Students pursue live projects with companies and NGOs, case study competitions, multiple internships along with consulting assignments. Students also have to work with projects in the social sector and with non-profits in order to truly understand business impact at all levels of society.
Do you think that PGPM/MBA curricula should be developed in collaboration with employers?
At Athena, we believe that potential employers have an extremely important role to play in the design and implementation of our programme. We follow the end-user process of curriculum design in order to keep our modules relevant and at the cutting edge of business practice and innovation.
Inputs and guidance are taken from senior stakeholders representing potential recruiters along with roundtables and conclaves that are held to discuss the changing and rapidly evolving business environment.
Can you tell me a little bit about Athena’s international immersion modules?
Global exposure and cross-border learning experiences go a long way towards creating future global leaders. While the international immersions are not mandatory, an increasing number of students are embracing the opportunity.
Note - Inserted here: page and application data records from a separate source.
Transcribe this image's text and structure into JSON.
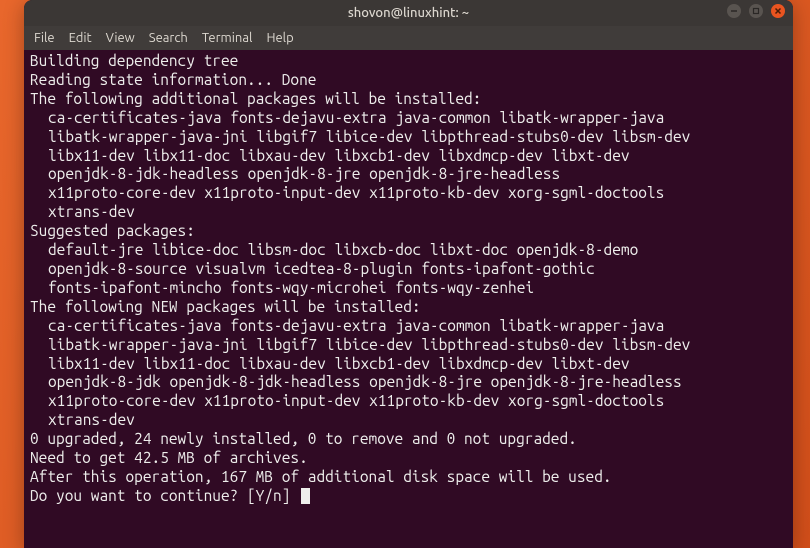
{
  "title": "shovon@linuxhint: ~",
  "menu": [
    "File",
    "Edit",
    "View",
    "Search",
    "Terminal",
    "Help"
  ],
  "lines": [
    {
      "t": "Building dependency tree",
      "i": false
    },
    {
      "t": "Reading state information... Done",
      "i": false
    },
    {
      "t": "The following additional packages will be installed:",
      "i": false
    },
    {
      "t": "ca-certificates-java fonts-dejavu-extra java-common libatk-wrapper-java",
      "i": true
    },
    {
      "t": "libatk-wrapper-java-jni libgif7 libice-dev libpthread-stubs0-dev libsm-dev",
      "i": true
    },
    {
      "t": "libx11-dev libx11-doc libxau-dev libxcb1-dev libxdmcp-dev libxt-dev",
      "i": true
    },
    {
      "t": "openjdk-8-jdk-headless openjdk-8-jre openjdk-8-jre-headless",
      "i": true
    },
    {
      "t": "x11proto-core-dev x11proto-input-dev x11proto-kb-dev xorg-sgml-doctools",
      "i": true
    },
    {
      "t": "xtrans-dev",
      "i": true
    },
    {
      "t": "Suggested packages:",
      "i": false
    },
    {
      "t": "default-jre libice-doc libsm-doc libxcb-doc libxt-doc openjdk-8-demo",
      "i": true
    },
    {
      "t": "openjdk-8-source visualvm icedtea-8-plugin fonts-ipafont-gothic",
      "i": true
    },
    {
      "t": "fonts-ipafont-mincho fonts-wqy-microhei fonts-wqy-zenhei",
      "i": true
    },
    {
      "t": "The following NEW packages will be installed:",
      "i": false
    },
    {
      "t": "ca-certificates-java fonts-dejavu-extra java-common libatk-wrapper-java",
      "i": true
    },
    {
      "t": "libatk-wrapper-java-jni libgif7 libice-dev libpthread-stubs0-dev libsm-dev",
      "i": true
    },
    {
      "t": "libx11-dev libx11-doc libxau-dev libxcb1-dev libxdmcp-dev libxt-dev",
      "i": true
    },
    {
      "t": "openjdk-8-jdk openjdk-8-jdk-headless openjdk-8-jre openjdk-8-jre-headless",
      "i": true
    },
    {
      "t": "x11proto-core-dev x11proto-input-dev x11proto-kb-dev xorg-sgml-doctools",
      "i": true
    },
    {
      "t": "xtrans-dev",
      "i": true
    },
    {
      "t": "0 upgraded, 24 newly installed, 0 to remove and 0 not upgraded.",
      "i": false
    },
    {
      "t": "Need to get 42.5 MB of archives.",
      "i": false
    },
    {
      "t": "After this operation, 167 MB of additional disk space will be used.",
      "i": false
    }
  ],
  "prompt": "Do you want to continue? [Y/n] ",
  "controls": {
    "min": "−",
    "max": "□",
    "close": "×"
  }
}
This year, we have students travelling to Singapore, Germany, Canada and the US for modules on topics ranging from leadership and entrepreneurship to analytics and Industrial Revolution 4.0. The experience of studying at these global institutions as well as interacting and living with students from across the world is a truly life-enhancing experience.
I note that community service and personal development initiatives are actively encouraged at the School. Can you tell me of any programme requirements here and/or what options are available to students during the programme?
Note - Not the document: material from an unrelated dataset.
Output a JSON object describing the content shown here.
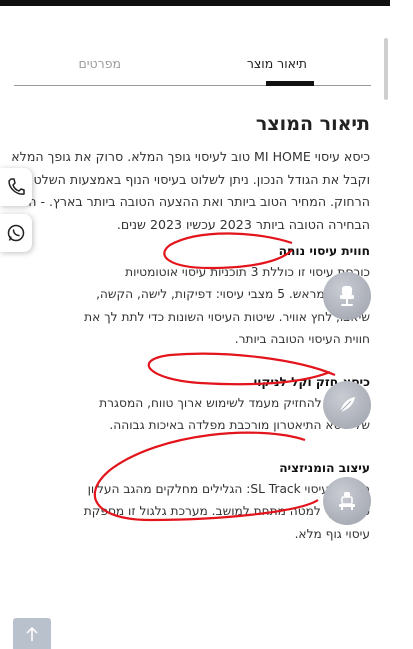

While prior experience in community and/or social development is not mandatory, it is preferred. At the School itself, we actively partner with organisations such as Rotary International, AIESEC, Rotaract and other NGOs to make a positive impact on society.
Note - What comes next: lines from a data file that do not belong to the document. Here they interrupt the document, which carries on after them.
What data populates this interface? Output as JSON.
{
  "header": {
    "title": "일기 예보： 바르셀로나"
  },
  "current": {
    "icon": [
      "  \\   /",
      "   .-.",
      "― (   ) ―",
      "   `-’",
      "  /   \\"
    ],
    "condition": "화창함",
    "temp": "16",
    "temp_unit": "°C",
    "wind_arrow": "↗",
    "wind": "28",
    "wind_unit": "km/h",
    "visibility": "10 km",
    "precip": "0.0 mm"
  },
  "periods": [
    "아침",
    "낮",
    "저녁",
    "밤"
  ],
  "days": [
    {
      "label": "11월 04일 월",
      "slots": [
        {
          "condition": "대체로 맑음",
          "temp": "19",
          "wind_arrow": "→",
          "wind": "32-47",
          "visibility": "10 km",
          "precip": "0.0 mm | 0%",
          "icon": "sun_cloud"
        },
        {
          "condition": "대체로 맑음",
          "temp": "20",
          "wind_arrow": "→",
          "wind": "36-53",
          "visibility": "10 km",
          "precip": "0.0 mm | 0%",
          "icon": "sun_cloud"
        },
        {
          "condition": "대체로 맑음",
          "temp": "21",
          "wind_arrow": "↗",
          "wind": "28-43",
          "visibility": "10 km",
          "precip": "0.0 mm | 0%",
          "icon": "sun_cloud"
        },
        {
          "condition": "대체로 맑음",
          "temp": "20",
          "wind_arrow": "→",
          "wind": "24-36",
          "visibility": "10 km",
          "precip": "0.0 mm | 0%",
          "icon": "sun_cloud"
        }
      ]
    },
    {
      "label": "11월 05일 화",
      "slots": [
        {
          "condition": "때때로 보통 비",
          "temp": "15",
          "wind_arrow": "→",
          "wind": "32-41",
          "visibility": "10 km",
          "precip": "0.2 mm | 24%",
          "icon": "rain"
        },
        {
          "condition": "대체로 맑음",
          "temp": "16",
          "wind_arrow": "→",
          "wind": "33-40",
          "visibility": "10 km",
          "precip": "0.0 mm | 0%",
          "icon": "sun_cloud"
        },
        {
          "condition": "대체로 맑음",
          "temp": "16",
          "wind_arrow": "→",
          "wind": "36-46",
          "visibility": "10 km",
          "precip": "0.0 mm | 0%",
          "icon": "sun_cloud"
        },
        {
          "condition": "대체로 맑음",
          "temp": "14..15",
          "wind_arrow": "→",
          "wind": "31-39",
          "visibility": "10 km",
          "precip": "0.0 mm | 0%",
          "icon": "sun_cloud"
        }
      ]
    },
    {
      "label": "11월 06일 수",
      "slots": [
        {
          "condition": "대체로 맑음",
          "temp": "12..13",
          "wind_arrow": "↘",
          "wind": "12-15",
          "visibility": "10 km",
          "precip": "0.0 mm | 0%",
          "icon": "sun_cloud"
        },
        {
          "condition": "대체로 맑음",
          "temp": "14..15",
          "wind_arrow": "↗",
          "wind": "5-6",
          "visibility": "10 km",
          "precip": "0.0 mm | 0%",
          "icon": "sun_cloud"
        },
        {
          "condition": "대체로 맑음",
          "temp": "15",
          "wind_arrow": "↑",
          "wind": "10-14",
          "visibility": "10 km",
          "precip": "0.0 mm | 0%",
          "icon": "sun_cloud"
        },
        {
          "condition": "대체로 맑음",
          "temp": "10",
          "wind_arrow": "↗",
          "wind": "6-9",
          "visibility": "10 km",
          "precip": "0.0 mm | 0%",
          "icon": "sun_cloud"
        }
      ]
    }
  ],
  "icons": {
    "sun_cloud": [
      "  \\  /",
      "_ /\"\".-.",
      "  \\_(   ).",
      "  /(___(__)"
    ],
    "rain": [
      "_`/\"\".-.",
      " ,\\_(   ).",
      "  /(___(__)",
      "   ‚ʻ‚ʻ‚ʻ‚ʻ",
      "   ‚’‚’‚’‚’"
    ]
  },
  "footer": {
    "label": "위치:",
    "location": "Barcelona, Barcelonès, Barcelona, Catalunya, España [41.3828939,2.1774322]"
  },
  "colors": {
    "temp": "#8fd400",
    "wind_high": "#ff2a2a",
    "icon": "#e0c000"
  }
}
Athena is also an academic partner of the United Nations Global Compact which reinforces our vision to contribute towards the Sustainable Development Goals (SDGs).
It is mandatory for all Athena students to complete at least one live project towards community/social development.
What are your hopes for the School in the next five years – what do you want to see happen?
Our vision is to challenge the limits and change the parameters of what traditional management education has been in India. We see trending areas in business education that include entrepreneurship, analytics and design thinking, and we wish to establish a centre of excellence in each of these.
We also hope to increase the trend of international students studying with us in Mumbai. The hope is that, in the next five years, an Athena business graduate can create value for their organisations or create their own venture anywhere in the world equipped with experiential and innovative learning, international exposure, and a desire to excel and contribute to society.
Is there anything you’d like to see change among Business Schools both in India and in the rest of the world?
In a rapidly changing socioeconomic context, we have to become nimbler and more flexible in delivering solutions to our students which are relevant to the business environment.
We need to be able to predict change effectively and stay ahead of the curve rather than playing catch up. Business Schools also need to shift focus from extremely theory-centric learning to practical and real-world learning while encouraging students to become change agents in their future organisations. We have to harness new technologies so that they can complement and, in some cases, supplement current learning methodologies.
Aditya Singh is the Director of Athena School of Management in Mumbai, where he currently teaches leadership and differential thinking. He has more than 15 years of experience across the corporate sector, consulting, entrepreneurship and academia. Aditya is a graduate of the Wharton School’s Accelerated Development Program (ADP) and holds an MBA (PGP-FMB) from the SP Jain Institute of Management and Research in Mumbai.